BEGIN AVAILABLE DATA

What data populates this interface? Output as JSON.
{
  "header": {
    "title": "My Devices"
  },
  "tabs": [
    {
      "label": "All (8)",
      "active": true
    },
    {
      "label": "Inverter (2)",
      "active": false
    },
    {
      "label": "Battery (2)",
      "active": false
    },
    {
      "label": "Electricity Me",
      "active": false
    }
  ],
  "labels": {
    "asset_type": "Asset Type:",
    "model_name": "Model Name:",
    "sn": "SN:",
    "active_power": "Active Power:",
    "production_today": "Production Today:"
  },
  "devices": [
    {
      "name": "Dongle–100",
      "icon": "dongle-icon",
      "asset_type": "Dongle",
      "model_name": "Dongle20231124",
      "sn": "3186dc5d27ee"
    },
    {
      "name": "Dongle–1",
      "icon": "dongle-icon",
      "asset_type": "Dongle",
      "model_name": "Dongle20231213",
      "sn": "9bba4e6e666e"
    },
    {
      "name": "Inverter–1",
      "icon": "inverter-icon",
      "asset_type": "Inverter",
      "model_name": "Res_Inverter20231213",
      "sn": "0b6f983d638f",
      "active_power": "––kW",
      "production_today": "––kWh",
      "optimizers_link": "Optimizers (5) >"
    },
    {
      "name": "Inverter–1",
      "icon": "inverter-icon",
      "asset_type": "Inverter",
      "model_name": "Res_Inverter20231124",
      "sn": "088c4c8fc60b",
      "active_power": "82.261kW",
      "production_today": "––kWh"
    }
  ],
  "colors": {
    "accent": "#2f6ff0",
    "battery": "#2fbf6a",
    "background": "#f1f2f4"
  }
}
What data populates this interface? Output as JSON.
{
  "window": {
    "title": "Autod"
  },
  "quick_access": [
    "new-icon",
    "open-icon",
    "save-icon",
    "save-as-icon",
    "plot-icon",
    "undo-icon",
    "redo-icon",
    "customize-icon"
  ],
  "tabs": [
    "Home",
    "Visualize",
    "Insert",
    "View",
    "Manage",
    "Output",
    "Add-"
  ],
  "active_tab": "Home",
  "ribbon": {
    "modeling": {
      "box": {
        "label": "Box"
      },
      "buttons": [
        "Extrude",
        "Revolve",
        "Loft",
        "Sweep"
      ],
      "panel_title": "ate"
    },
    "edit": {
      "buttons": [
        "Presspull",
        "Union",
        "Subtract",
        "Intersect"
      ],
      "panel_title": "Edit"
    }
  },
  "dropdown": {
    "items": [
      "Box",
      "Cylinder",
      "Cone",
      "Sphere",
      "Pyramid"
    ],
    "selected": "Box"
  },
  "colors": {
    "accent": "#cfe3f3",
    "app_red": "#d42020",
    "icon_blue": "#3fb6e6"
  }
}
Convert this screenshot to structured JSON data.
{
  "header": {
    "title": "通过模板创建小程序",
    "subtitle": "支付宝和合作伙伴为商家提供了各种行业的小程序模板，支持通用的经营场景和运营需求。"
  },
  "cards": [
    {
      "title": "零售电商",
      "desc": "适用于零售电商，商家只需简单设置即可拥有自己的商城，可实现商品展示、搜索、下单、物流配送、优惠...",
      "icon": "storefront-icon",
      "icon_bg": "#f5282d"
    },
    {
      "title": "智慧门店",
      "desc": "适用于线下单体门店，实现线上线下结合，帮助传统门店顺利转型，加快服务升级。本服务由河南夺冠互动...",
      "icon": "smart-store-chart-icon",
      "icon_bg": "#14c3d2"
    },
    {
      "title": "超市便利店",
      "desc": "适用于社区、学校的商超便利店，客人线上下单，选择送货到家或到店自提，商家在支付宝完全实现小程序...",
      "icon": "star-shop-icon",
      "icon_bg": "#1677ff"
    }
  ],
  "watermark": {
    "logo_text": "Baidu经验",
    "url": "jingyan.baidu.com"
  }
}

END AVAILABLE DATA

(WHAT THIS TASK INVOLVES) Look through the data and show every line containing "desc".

(ANSWER SECTION)
      "desc": "适用于零售电商，商家只需简单设置即可拥有自己的商城，可实现商品展示、搜索、下单、物流配送、优惠...",
      "desc": "适用于线下单体门店，实现线上线下结合，帮助传统门店顺利转型，加快服务升级。本服务由河南夺冠互动...",
      "desc": "适用于社区、学校的商超便利店，客人线上下单，选择送货到家或到店自提，商家在支付宝完全实现小程序...",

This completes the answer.